A study conducted in 2012, which studied the effect of sample holding time on the accuracy of the lab culture method, found a significant effect of sample holding time on lab culture accuracy3. The study observed major changes in the contents of 52% of samples which were held for 6+ hours3. They also found that the methods ability to detect positive samples was dangerously low at only 36%3. Overall, their study found that 10.4% of all 2,421 samples tested returned incorrect results3.
These findings are extremely concerning from both a water management and public health perspective and demonstrate the inefficiencies associated with relying on lab culture as a sole method of Legionella detection. If the contents of a sample can change drastically in as little as 6 hours at ambient temperature3, this suggests that even overnight shipping to a lab could result in serious inaccuracies in test results. For more remote locations with limited access to quality overnight shipping services, the implications will likely be far more serious. Any resulting false positives or low CFU counts can provide water management professionals and duty holders with a false sense of security and can leave vulnerable persons at risk until the next scheduled round of testing.
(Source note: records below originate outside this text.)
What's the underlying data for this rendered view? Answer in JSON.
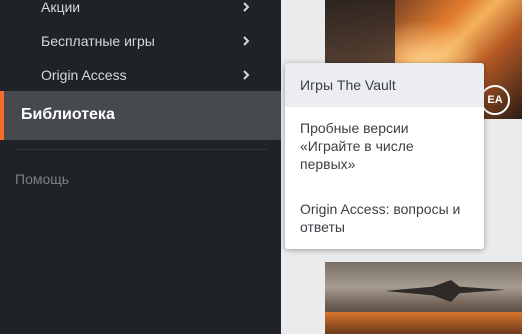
{
  "sidebar": {
    "items": [
      {
        "label": "Акции"
      },
      {
        "label": "Бесплатные игры"
      },
      {
        "label": "Origin Access"
      }
    ],
    "active": {
      "label": "Библиотека"
    },
    "help": {
      "label": "Помощь"
    }
  },
  "popup": {
    "items": [
      {
        "label": "Игры The Vault"
      },
      {
        "label": "Пробные версии «Играйте в числе первых»"
      },
      {
        "label": "Origin Access: вопросы и ответы"
      }
    ]
  },
  "covers": {
    "top_badge": "EA"
  },
  "colors": {
    "accent": "#f56c2d",
    "sidebar_bg": "#1f2226",
    "active_bg": "#464a4f"
  }
}
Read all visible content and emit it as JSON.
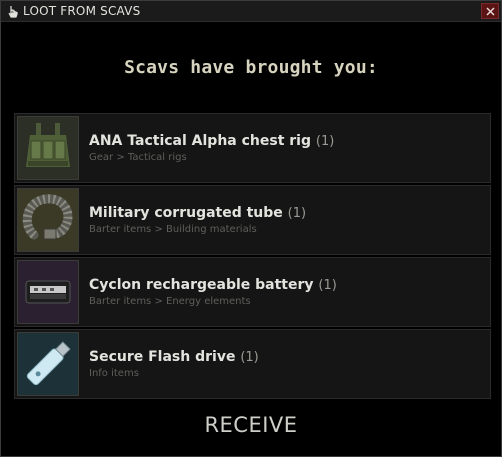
{
  "window": {
    "title": "LOOT FROM SCAVS",
    "close_icon": "close-icon",
    "title_icon": "hand-pointer-icon"
  },
  "heading": "Scavs have brought you:",
  "items": [
    {
      "name": "ANA Tactical Alpha chest rig",
      "count": "(1)",
      "category": "Gear > Tactical rigs",
      "icon": "chest-rig-icon",
      "thumb_bg": "#2b2f26"
    },
    {
      "name": "Military corrugated tube",
      "count": "(1)",
      "category": "Barter items > Building materials",
      "icon": "corrugated-tube-icon",
      "thumb_bg": "#3a3a26"
    },
    {
      "name": "Cyclon rechargeable battery",
      "count": "(1)",
      "category": "Barter items > Energy elements",
      "icon": "battery-icon",
      "thumb_bg": "#2a2030"
    },
    {
      "name": "Secure Flash drive",
      "count": "(1)",
      "category": "Info items",
      "icon": "flash-drive-icon",
      "thumb_bg": "#1c3238"
    }
  ],
  "receive_label": "RECEIVE",
  "colors": {
    "close_button": "#5b1414",
    "background": "#000000"
  }
}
With cases of Legionnaires’ disease on the rise across the globe, improved control and prevention strategies are urgently needed. Methods which can be conducted on-site eliminate transportation risks - such effect of sample holding time and exposure to heat and radiation - and allow for more accurate and immediate conclusions to be drawn about the state of a water system. Methods such as the rapid antigen test can be used to safeguard against any misleading CFU counts and false negative results provided by lab culture. In turn, they can reduce the risks associated to both public health and to businesses all over the world, by reducing the likelihood of an outbreak and by protecting businesses owners from shut-downs, fines, bad press and litigation.
- McCoy, W., Chen, K., Neville, M., Devender, S., Downes, E., Leonidas, L., Cain, M. and Sherman, D. (2012). Available at: http://bit.ly/2kT6KEr [Accessed 17 Apr. 2018].
- Lee, J., Lai, S., Exner, M., Lenz, J., Gaia, V., Casati, S., Hartemann, P., Lück, C., Pangon, B., Ricci, M., Scaturro, M., Fontana, S., Sabria, M., Sánchez, I., Assaf, S. and Surman-Lee, S. (2011). Journal of Applied Microbiology. Available at: http://bit.ly/2kqtSdh [Accessed 17 Apr. 2018].
- McCoy, W., Downes, E., Leonidas, L., Cain, M., Sherman, D., Chen, K., Devender, S. and Neville, M. (2012). Available at: http://bit.ly/2kR89vc [Accessed 27 Jun. 2019].